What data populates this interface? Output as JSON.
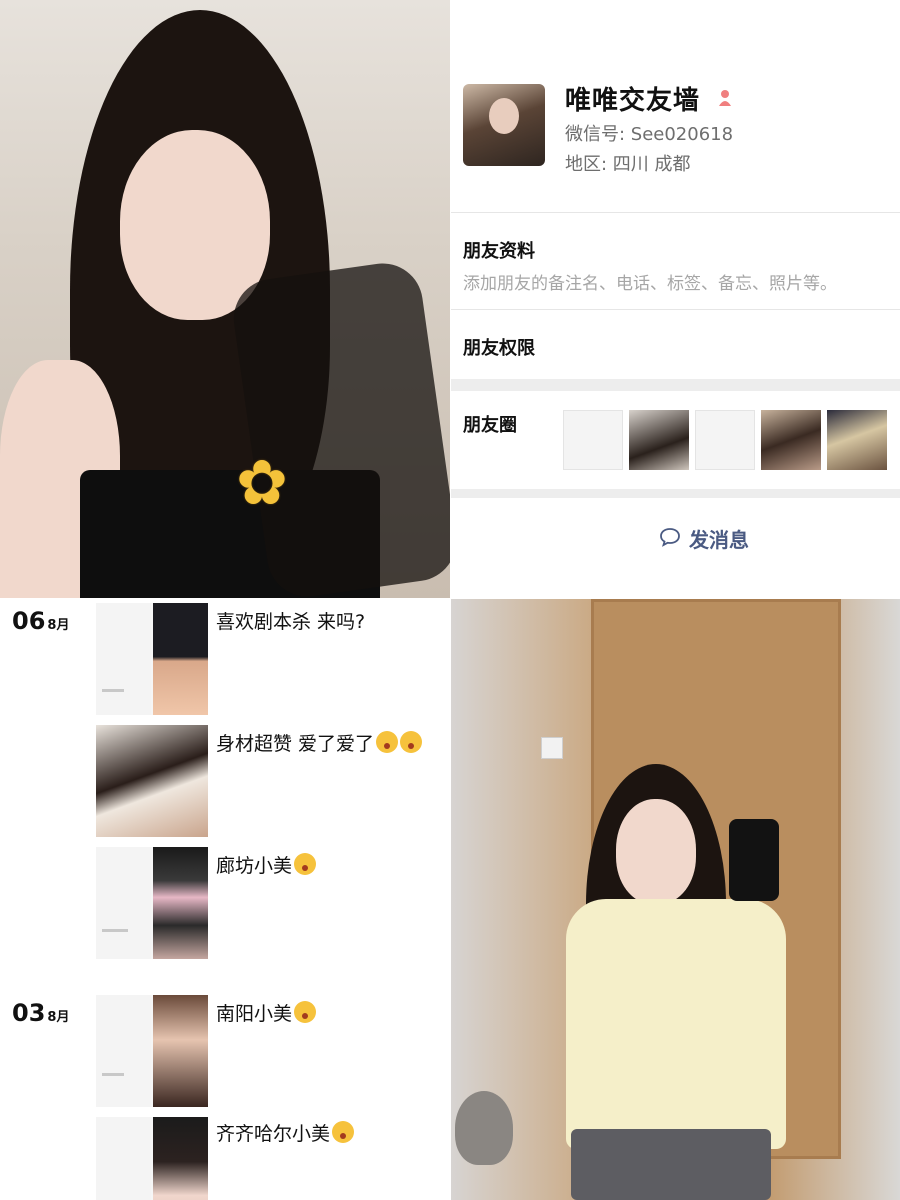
{
  "profile": {
    "nickname": "唯唯交友墙",
    "wechat_id": "微信号: See020618",
    "region": "地区: 四川 成都",
    "gender_icon": "female-icon",
    "friend_info_title": "朋友资料",
    "friend_info_sub": "添加朋友的备注名、电话、标签、备忘、照片等。",
    "friend_permission_title": "朋友权限",
    "moments_title": "朋友圈",
    "send_message_label": "发消息",
    "send_icon": "chat-bubble-icon",
    "accent_color": "#4a5a82"
  },
  "moments": [
    {
      "day": "06",
      "month": "8月",
      "posts": [
        {
          "text": "喜欢剧本杀 来吗?",
          "emojis": 0
        },
        {
          "text": "身材超赞 爱了爱了",
          "emojis": 2
        },
        {
          "text": "廊坊小美",
          "emojis": 1
        }
      ]
    },
    {
      "day": "03",
      "month": "8月",
      "posts": [
        {
          "text": "南阳小美",
          "emojis": 1
        },
        {
          "text": "齐齐哈尔小美",
          "emojis": 1
        }
      ]
    }
  ]
}
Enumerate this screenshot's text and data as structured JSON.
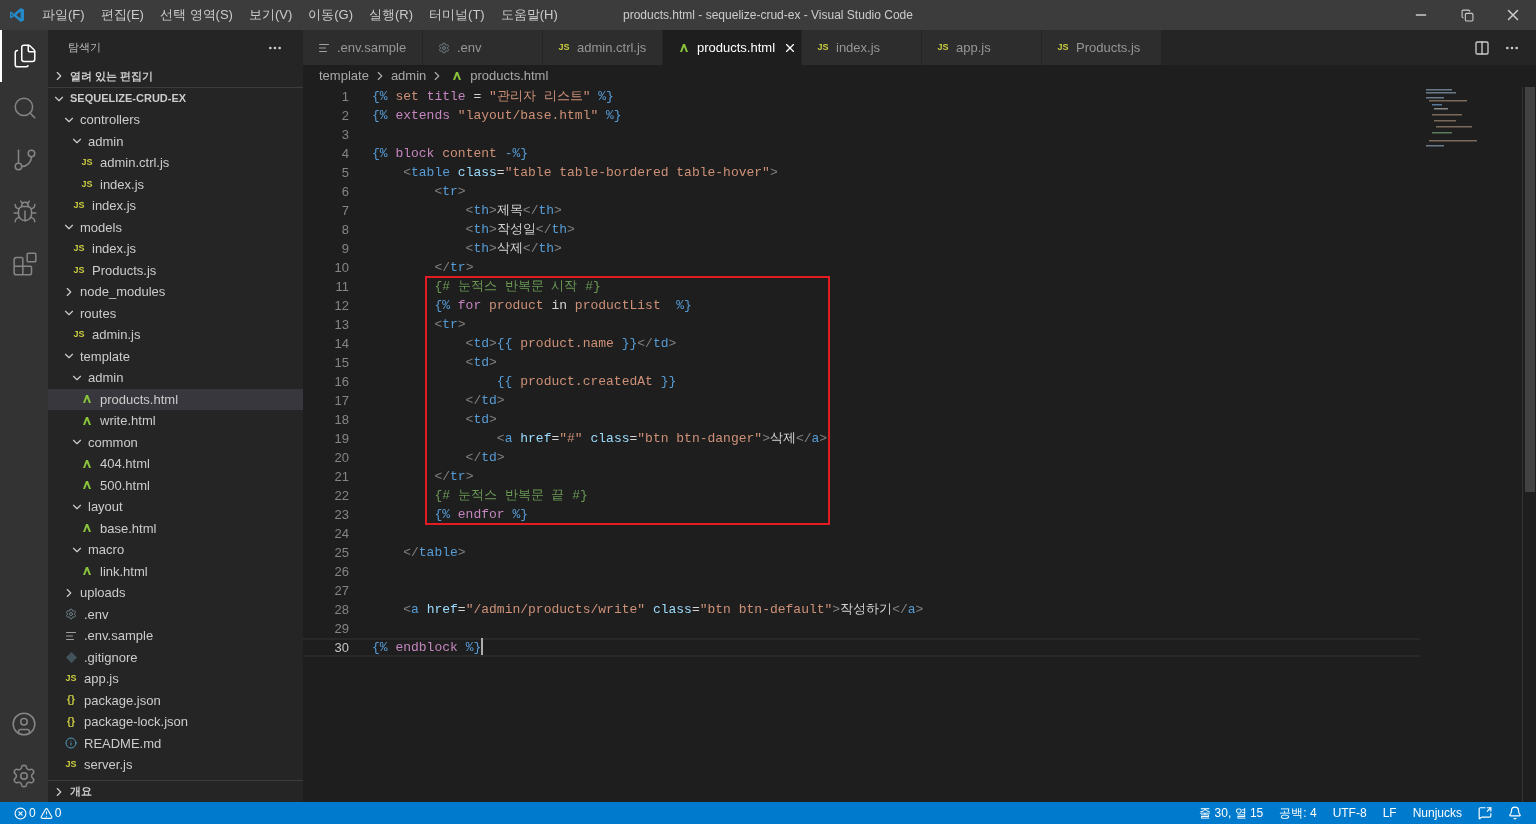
{
  "window": {
    "title": "products.html - sequelize-crud-ex - Visual Studio Code"
  },
  "menu": [
    "파일(F)",
    "편집(E)",
    "선택 영역(S)",
    "보기(V)",
    "이동(G)",
    "실행(R)",
    "터미널(T)",
    "도움말(H)"
  ],
  "activity_bar": [
    {
      "kind": "files",
      "selected": true
    },
    {
      "kind": "search",
      "selected": false
    },
    {
      "kind": "source-control",
      "selected": false
    },
    {
      "kind": "run",
      "selected": false
    },
    {
      "kind": "extensions",
      "selected": false
    }
  ],
  "sidebar": {
    "title": "탐색기",
    "open_editors": {
      "label": "열려 있는 편집기",
      "expanded": false
    },
    "project": {
      "label": "SEQUELIZE-CRUD-EX",
      "expanded": true
    },
    "tree": [
      {
        "name": "controllers",
        "kind": "folder",
        "expanded": true,
        "children": [
          {
            "name": "admin",
            "kind": "folder",
            "expanded": true,
            "children": [
              {
                "name": "admin.ctrl.js",
                "kind": "js",
                "icon_text": "JS",
                "selected": false
              },
              {
                "name": "index.js",
                "kind": "js",
                "icon_text": "JS",
                "selected": false
              }
            ]
          },
          {
            "name": "index.js",
            "kind": "js",
            "icon_text": "JS",
            "selected": false
          }
        ]
      },
      {
        "name": "models",
        "kind": "folder",
        "expanded": true,
        "children": [
          {
            "name": "index.js",
            "kind": "js",
            "icon_text": "JS",
            "selected": false
          },
          {
            "name": "Products.js",
            "kind": "js",
            "icon_text": "JS",
            "selected": false
          }
        ]
      },
      {
        "name": "node_modules",
        "kind": "folder",
        "expanded": false
      },
      {
        "name": "routes",
        "kind": "folder",
        "expanded": true,
        "children": [
          {
            "name": "admin.js",
            "kind": "js",
            "icon_text": "JS",
            "selected": false
          }
        ]
      },
      {
        "name": "template",
        "kind": "folder",
        "expanded": true,
        "children": [
          {
            "name": "admin",
            "kind": "folder",
            "expanded": true,
            "children": [
              {
                "name": "products.html",
                "kind": "html",
                "selected": true
              },
              {
                "name": "write.html",
                "kind": "html",
                "selected": false
              }
            ]
          },
          {
            "name": "common",
            "kind": "folder",
            "expanded": true,
            "children": [
              {
                "name": "404.html",
                "kind": "html",
                "selected": false
              },
              {
                "name": "500.html",
                "kind": "html",
                "selected": false
              }
            ]
          },
          {
            "name": "layout",
            "kind": "folder",
            "expanded": true,
            "children": [
              {
                "name": "base.html",
                "kind": "html",
                "selected": false
              }
            ]
          },
          {
            "name": "macro",
            "kind": "folder",
            "expanded": true,
            "children": [
              {
                "name": "link.html",
                "kind": "html",
                "selected": false
              }
            ]
          }
        ]
      },
      {
        "name": "uploads",
        "kind": "folder",
        "expanded": false
      },
      {
        "name": ".env",
        "kind": "gear",
        "selected": false
      },
      {
        "name": ".env.sample",
        "kind": "lines",
        "selected": false
      },
      {
        "name": ".gitignore",
        "kind": "git",
        "selected": false
      },
      {
        "name": "app.js",
        "kind": "js",
        "icon_text": "JS",
        "selected": false
      },
      {
        "name": "package.json",
        "kind": "json",
        "icon_text": "{}",
        "selected": false
      },
      {
        "name": "package-lock.json",
        "kind": "json",
        "icon_text": "{}",
        "selected": false
      },
      {
        "name": "README.md",
        "kind": "info",
        "selected": false
      },
      {
        "name": "server.js",
        "kind": "js",
        "icon_text": "JS",
        "selected": false
      }
    ],
    "outline": {
      "label": "개요",
      "expanded": false
    }
  },
  "tabs": [
    {
      "label": ".env.sample",
      "kind": "lines",
      "selected": false
    },
    {
      "label": ".env",
      "kind": "gear",
      "selected": false
    },
    {
      "label": "admin.ctrl.js",
      "kind": "js",
      "icon_text": "JS",
      "selected": false
    },
    {
      "label": "products.html",
      "kind": "html",
      "selected": true
    },
    {
      "label": "index.js",
      "kind": "js",
      "icon_text": "JS",
      "selected": false
    },
    {
      "label": "app.js",
      "kind": "js",
      "icon_text": "JS",
      "selected": false
    },
    {
      "label": "Products.js",
      "kind": "js",
      "icon_text": "JS",
      "selected": false
    }
  ],
  "breadcrumbs": [
    {
      "label": "template",
      "kind": "folder"
    },
    {
      "label": "admin",
      "kind": "folder"
    },
    {
      "label": "products.html",
      "kind": "html"
    }
  ],
  "code": [
    {
      "kind": "line",
      "number": "1",
      "tokens": [
        {
          "kind": "delim",
          "text": "{%"
        },
        {
          "kind": "identifier",
          "text": " set"
        },
        {
          "kind": "keyword",
          "text": " title"
        },
        {
          "kind": "text",
          "text": " ="
        },
        {
          "kind": "string",
          "text": " \"관리자 리스트\""
        },
        {
          "kind": "delim",
          "text": " %}"
        }
      ]
    },
    {
      "kind": "line",
      "number": "2",
      "tokens": [
        {
          "kind": "delim",
          "text": "{%"
        },
        {
          "kind": "keyword",
          "text": " extends"
        },
        {
          "kind": "string",
          "text": " \"layout/base.html\""
        },
        {
          "kind": "delim",
          "text": " %}"
        }
      ]
    },
    {
      "kind": "line",
      "number": "3"
    },
    {
      "kind": "line",
      "number": "4",
      "tokens": [
        {
          "kind": "delim",
          "text": "{%"
        },
        {
          "kind": "keyword",
          "text": " block"
        },
        {
          "kind": "identifier",
          "text": " content"
        },
        {
          "kind": "delim",
          "text": " -%}"
        }
      ]
    },
    {
      "kind": "line",
      "number": "5",
      "tokens": [
        {
          "kind": "bracket",
          "text": "    <"
        },
        {
          "kind": "tag",
          "text": "table"
        },
        {
          "kind": "attr",
          "text": " class"
        },
        {
          "kind": "text",
          "text": "="
        },
        {
          "kind": "string",
          "text": "\"table table-bordered table-hover\""
        },
        {
          "kind": "bracket",
          "text": ">"
        }
      ]
    },
    {
      "kind": "line",
      "number": "6",
      "tokens": [
        {
          "kind": "bracket",
          "text": "        <"
        },
        {
          "kind": "tag",
          "text": "tr"
        },
        {
          "kind": "bracket",
          "text": ">"
        }
      ]
    },
    {
      "kind": "line",
      "number": "7",
      "tokens": [
        {
          "kind": "bracket",
          "text": "            <"
        },
        {
          "kind": "tag",
          "text": "th"
        },
        {
          "kind": "bracket",
          "text": ">"
        },
        {
          "kind": "text",
          "text": "제목"
        },
        {
          "kind": "bracket",
          "text": "</"
        },
        {
          "kind": "tag",
          "text": "th"
        },
        {
          "kind": "bracket",
          "text": ">"
        }
      ]
    },
    {
      "kind": "line",
      "number": "8",
      "tokens": [
        {
          "kind": "bracket",
          "text": "            <"
        },
        {
          "kind": "tag",
          "text": "th"
        },
        {
          "kind": "bracket",
          "text": ">"
        },
        {
          "kind": "text",
          "text": "작성일"
        },
        {
          "kind": "bracket",
          "text": "</"
        },
        {
          "kind": "tag",
          "text": "th"
        },
        {
          "kind": "bracket",
          "text": ">"
        }
      ]
    },
    {
      "kind": "line",
      "number": "9",
      "tokens": [
        {
          "kind": "bracket",
          "text": "            <"
        },
        {
          "kind": "tag",
          "text": "th"
        },
        {
          "kind": "bracket",
          "text": ">"
        },
        {
          "kind": "text",
          "text": "삭제"
        },
        {
          "kind": "bracket",
          "text": "</"
        },
        {
          "kind": "tag",
          "text": "th"
        },
        {
          "kind": "bracket",
          "text": ">"
        }
      ]
    },
    {
      "kind": "line",
      "number": "10",
      "tokens": [
        {
          "kind": "bracket",
          "text": "        </"
        },
        {
          "kind": "tag",
          "text": "tr"
        },
        {
          "kind": "bracket",
          "text": ">"
        }
      ]
    },
    {
      "kind": "highlight",
      "lines": [
        {
          "number": "11",
          "tokens": [
            {
              "kind": "comment",
              "text": "        {# 눈적스 반복문 시작 #}"
            }
          ]
        },
        {
          "number": "12",
          "tokens": [
            {
              "kind": "delim",
              "text": "        {%"
            },
            {
              "kind": "keyword",
              "text": " for"
            },
            {
              "kind": "identifier",
              "text": " product"
            },
            {
              "kind": "text",
              "text": " in"
            },
            {
              "kind": "identifier",
              "text": " productList"
            },
            {
              "kind": "delim",
              "text": "  %}"
            }
          ]
        },
        {
          "number": "13",
          "tokens": [
            {
              "kind": "bracket",
              "text": "        <"
            },
            {
              "kind": "tag",
              "text": "tr"
            },
            {
              "kind": "bracket",
              "text": ">"
            }
          ]
        },
        {
          "number": "14",
          "tokens": [
            {
              "kind": "bracket",
              "text": "            <"
            },
            {
              "kind": "tag",
              "text": "td"
            },
            {
              "kind": "bracket",
              "text": ">"
            },
            {
              "kind": "delim",
              "text": "{{"
            },
            {
              "kind": "identifier",
              "text": " product.name"
            },
            {
              "kind": "delim",
              "text": " }}"
            },
            {
              "kind": "bracket",
              "text": "</"
            },
            {
              "kind": "tag",
              "text": "td"
            },
            {
              "kind": "bracket",
              "text": ">"
            }
          ]
        },
        {
          "number": "15",
          "tokens": [
            {
              "kind": "bracket",
              "text": "            <"
            },
            {
              "kind": "tag",
              "text": "td"
            },
            {
              "kind": "bracket",
              "text": ">"
            }
          ]
        },
        {
          "number": "16",
          "tokens": [
            {
              "kind": "delim",
              "text": "                {{"
            },
            {
              "kind": "identifier",
              "text": " product.createdAt"
            },
            {
              "kind": "delim",
              "text": " }}"
            }
          ]
        },
        {
          "number": "17",
          "tokens": [
            {
              "kind": "bracket",
              "text": "            </"
            },
            {
              "kind": "tag",
              "text": "td"
            },
            {
              "kind": "bracket",
              "text": ">"
            }
          ]
        },
        {
          "number": "18",
          "tokens": [
            {
              "kind": "bracket",
              "text": "            <"
            },
            {
              "kind": "tag",
              "text": "td"
            },
            {
              "kind": "bracket",
              "text": ">"
            }
          ]
        },
        {
          "number": "19",
          "tokens": [
            {
              "kind": "bracket",
              "text": "                <"
            },
            {
              "kind": "tag",
              "text": "a"
            },
            {
              "kind": "attr",
              "text": " href"
            },
            {
              "kind": "text",
              "text": "="
            },
            {
              "kind": "string",
              "text": "\"#\""
            },
            {
              "kind": "attr",
              "text": " class"
            },
            {
              "kind": "text",
              "text": "="
            },
            {
              "kind": "string",
              "text": "\"btn btn-danger\""
            },
            {
              "kind": "bracket",
              "text": ">"
            },
            {
              "kind": "text",
              "text": "삭제"
            },
            {
              "kind": "bracket",
              "text": "</"
            },
            {
              "kind": "tag",
              "text": "a"
            },
            {
              "kind": "bracket",
              "text": ">"
            }
          ]
        },
        {
          "number": "20",
          "tokens": [
            {
              "kind": "bracket",
              "text": "            </"
            },
            {
              "kind": "tag",
              "text": "td"
            },
            {
              "kind": "bracket",
              "text": ">"
            }
          ]
        },
        {
          "number": "21",
          "tokens": [
            {
              "kind": "bracket",
              "text": "        </"
            },
            {
              "kind": "tag",
              "text": "tr"
            },
            {
              "kind": "bracket",
              "text": ">"
            }
          ]
        },
        {
          "number": "22",
          "tokens": [
            {
              "kind": "comment",
              "text": "        {# 눈적스 반복문 끝 #}"
            }
          ]
        },
        {
          "number": "23",
          "tokens": [
            {
              "kind": "delim",
              "text": "        {%"
            },
            {
              "kind": "keyword",
              "text": " endfor"
            },
            {
              "kind": "delim",
              "text": " %}"
            }
          ]
        }
      ]
    },
    {
      "kind": "line",
      "number": "24"
    },
    {
      "kind": "line",
      "number": "25",
      "tokens": [
        {
          "kind": "bracket",
          "text": "    </"
        },
        {
          "kind": "tag",
          "text": "table"
        },
        {
          "kind": "bracket",
          "text": ">"
        }
      ]
    },
    {
      "kind": "line",
      "number": "26"
    },
    {
      "kind": "line",
      "number": "27"
    },
    {
      "kind": "line",
      "number": "28",
      "tokens": [
        {
          "kind": "bracket",
          "text": "    <"
        },
        {
          "kind": "tag",
          "text": "a"
        },
        {
          "kind": "attr",
          "text": " href"
        },
        {
          "kind": "text",
          "text": "="
        },
        {
          "kind": "string",
          "text": "\"/admin/products/write\""
        },
        {
          "kind": "attr",
          "text": " class"
        },
        {
          "kind": "text",
          "text": "="
        },
        {
          "kind": "string",
          "text": "\"btn btn-default\""
        },
        {
          "kind": "bracket",
          "text": ">"
        },
        {
          "kind": "text",
          "text": "작성하기"
        },
        {
          "kind": "bracket",
          "text": "</"
        },
        {
          "kind": "tag",
          "text": "a"
        },
        {
          "kind": "bracket",
          "text": ">"
        }
      ]
    },
    {
      "kind": "line",
      "number": "29"
    },
    {
      "kind": "current_line",
      "number": "30",
      "tokens": [
        {
          "kind": "delim",
          "text": "{%"
        },
        {
          "kind": "keyword",
          "text": " endblock"
        },
        {
          "kind": "delim",
          "text": " %}"
        }
      ]
    }
  ],
  "status_bar": {
    "errors": "0",
    "warnings": "0",
    "items": [
      "줄 30, 열 15",
      "공백: 4",
      "UTF-8",
      "LF",
      "Nunjucks"
    ]
  }
}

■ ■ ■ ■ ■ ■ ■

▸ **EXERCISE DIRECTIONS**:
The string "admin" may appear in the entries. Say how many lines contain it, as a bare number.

▸ **ANSWER SECTION**:
7